Taro and Jiro from the 'Antarctica' movie (1983). Photo courtesy: usatiki.ru
The Sakhalin dog, the Gilyak sled dog, or the Karafuto-Ken, as the Japanese call them, – these are the names of a near-extinct breed also known as the Sakhalin Husky. These ancient sled dogs once served the Nivkh people, or Gilyaks – a small tribe that used to inhabit the Amur River basin and the Island of Sakhalin. Those big paws that let them run on the snow without sinking into it, along with their intellect and stamina, made these dogs irreplaceable in the life of the Far Eastern tribes.
A sled pulled by a team of Sakhalin Huskies was a common means of winter transport on Sakhalin. Fish, frozen milk, bundles with mail, passengers – 30-dog teams steered by mushers pulled anything and everything, fighting their way through blizzards or making their way between ice ridges. In the 1930s, these robust and even-tempered dogs, which easily learned their masters' orders, were used in the Soviet Army.
However, Soviet officials calculated that feeding the dogs with salmon jerky, their traditional food, was too extravagant for the state and decided to exterminate the dogs. As a result, the breed was on the brink of extinction on Sakhalin. By the 1950s, a few Sakhalin Huskies had survived in Japan, where they were to become a national legend.
In 1958, Japanese researchers launched an Antarctic expedition and took a few Karafuto-Kens with them. Caught in a severe snowstorm, the expedition team was forced to evacuate, leaving 15 sled dogs in Antarctica. The researchers planned to rescue the animals later, but the weather did not allow it.

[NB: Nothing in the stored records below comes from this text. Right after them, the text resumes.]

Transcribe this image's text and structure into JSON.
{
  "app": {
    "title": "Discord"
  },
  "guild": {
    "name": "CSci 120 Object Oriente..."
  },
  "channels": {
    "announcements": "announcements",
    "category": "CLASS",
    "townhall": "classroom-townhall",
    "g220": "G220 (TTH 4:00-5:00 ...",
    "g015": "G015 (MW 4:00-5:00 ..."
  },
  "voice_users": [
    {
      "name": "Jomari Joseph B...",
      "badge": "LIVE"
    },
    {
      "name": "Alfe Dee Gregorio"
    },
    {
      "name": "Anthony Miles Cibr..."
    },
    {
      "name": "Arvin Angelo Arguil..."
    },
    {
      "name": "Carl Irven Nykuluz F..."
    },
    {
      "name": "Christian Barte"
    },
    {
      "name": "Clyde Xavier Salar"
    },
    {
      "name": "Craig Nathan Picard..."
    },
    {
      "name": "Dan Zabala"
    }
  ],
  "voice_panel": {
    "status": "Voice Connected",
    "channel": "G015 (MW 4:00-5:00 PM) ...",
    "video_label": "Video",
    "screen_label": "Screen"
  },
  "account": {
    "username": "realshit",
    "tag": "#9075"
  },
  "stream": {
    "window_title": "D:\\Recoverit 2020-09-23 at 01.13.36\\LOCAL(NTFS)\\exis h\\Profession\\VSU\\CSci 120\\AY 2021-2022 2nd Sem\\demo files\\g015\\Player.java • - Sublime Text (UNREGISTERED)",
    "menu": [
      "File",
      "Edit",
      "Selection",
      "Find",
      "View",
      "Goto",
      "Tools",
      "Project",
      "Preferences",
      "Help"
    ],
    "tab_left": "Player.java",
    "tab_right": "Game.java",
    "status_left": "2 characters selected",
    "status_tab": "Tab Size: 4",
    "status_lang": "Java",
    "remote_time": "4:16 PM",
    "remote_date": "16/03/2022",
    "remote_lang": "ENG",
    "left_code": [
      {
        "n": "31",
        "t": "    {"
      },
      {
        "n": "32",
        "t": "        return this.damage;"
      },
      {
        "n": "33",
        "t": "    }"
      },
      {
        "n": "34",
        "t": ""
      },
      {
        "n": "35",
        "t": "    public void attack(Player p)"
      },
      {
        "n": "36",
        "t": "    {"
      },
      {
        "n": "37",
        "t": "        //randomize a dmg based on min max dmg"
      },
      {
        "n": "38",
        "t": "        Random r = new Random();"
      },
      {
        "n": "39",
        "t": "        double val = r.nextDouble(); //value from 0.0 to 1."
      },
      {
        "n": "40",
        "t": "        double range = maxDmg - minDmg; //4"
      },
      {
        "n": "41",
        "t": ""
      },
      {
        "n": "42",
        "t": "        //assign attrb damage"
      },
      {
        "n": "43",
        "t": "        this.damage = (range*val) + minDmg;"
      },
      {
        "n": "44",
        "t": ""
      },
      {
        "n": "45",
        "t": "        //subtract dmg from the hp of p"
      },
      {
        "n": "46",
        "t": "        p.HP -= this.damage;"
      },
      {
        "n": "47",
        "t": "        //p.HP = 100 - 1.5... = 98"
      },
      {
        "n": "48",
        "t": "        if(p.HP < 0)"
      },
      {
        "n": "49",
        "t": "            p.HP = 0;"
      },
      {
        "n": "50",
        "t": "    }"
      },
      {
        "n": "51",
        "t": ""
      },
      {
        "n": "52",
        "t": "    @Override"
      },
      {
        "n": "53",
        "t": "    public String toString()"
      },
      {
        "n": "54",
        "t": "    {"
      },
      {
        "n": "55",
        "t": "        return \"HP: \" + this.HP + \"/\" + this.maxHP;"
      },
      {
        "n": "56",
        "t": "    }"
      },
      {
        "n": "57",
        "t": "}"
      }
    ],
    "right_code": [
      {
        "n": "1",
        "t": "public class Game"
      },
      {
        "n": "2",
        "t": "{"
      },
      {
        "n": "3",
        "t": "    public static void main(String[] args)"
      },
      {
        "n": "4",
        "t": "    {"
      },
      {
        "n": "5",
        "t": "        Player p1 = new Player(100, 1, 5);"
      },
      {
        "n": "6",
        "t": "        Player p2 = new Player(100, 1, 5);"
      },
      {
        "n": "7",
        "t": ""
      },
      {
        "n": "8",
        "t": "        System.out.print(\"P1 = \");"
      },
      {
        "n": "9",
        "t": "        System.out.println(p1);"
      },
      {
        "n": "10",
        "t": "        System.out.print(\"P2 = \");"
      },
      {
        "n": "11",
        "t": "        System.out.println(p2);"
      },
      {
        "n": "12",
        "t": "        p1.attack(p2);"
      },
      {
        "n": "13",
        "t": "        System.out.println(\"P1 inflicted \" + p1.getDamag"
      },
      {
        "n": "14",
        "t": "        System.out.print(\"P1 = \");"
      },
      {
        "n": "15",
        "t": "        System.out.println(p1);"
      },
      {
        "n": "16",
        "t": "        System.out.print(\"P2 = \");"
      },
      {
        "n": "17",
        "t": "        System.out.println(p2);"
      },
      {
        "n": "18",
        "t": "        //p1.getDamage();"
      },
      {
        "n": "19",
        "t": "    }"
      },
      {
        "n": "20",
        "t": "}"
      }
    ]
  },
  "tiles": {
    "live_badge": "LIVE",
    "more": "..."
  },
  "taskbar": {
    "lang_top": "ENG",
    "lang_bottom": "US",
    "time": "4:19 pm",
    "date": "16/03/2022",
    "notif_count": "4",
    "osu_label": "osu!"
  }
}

When the Japanese finally reached Antarctica a year later to bury the dogs' bodies, it turned out that two of them, Taro and Jiro, had survived miraculously. In Japan, these Sakhalin Huskies became national heroes: They were memorialized in a monument and then were the subject of a film titled Antarctica, which was later remade in the USA under the title Eight Below.
That tail! Photo credit: Lori/Legion-Media
On northern expeditions during the first half of the 20th century, dogsleds were the primary means of transport for Russian explorers. The harsh conditions placed a special emphasis on the relationship between man and his dogs.
Polar explorer Georgy Ushakov and a pack of 50 Laikas set out on an expedition which resulted in the discovery of Severnaya Zemlya, a new island which was added to the map of the world in 1930. Ushakov's expedition team hunted white bears, seals and ringed seals to provide the dogs with fresh meat, sewed special boots for their paws and dug holes in the snow for the dogs to spend the night in, and in return, the dogs were ready to walk thousands of miles for their masters.
Two years in the Arctic, work every day in the tundra and that never-ending polar night – only Laikas with their well-balanced personality, Nordic temperament and simple nutritional needs could survive the austerity of a polar expedition.
If using any of Russia Beyond's content, partly or in full, always provide an active hyperlink to the original material.
to our newsletter!
Get the week's best stories straight to your inbox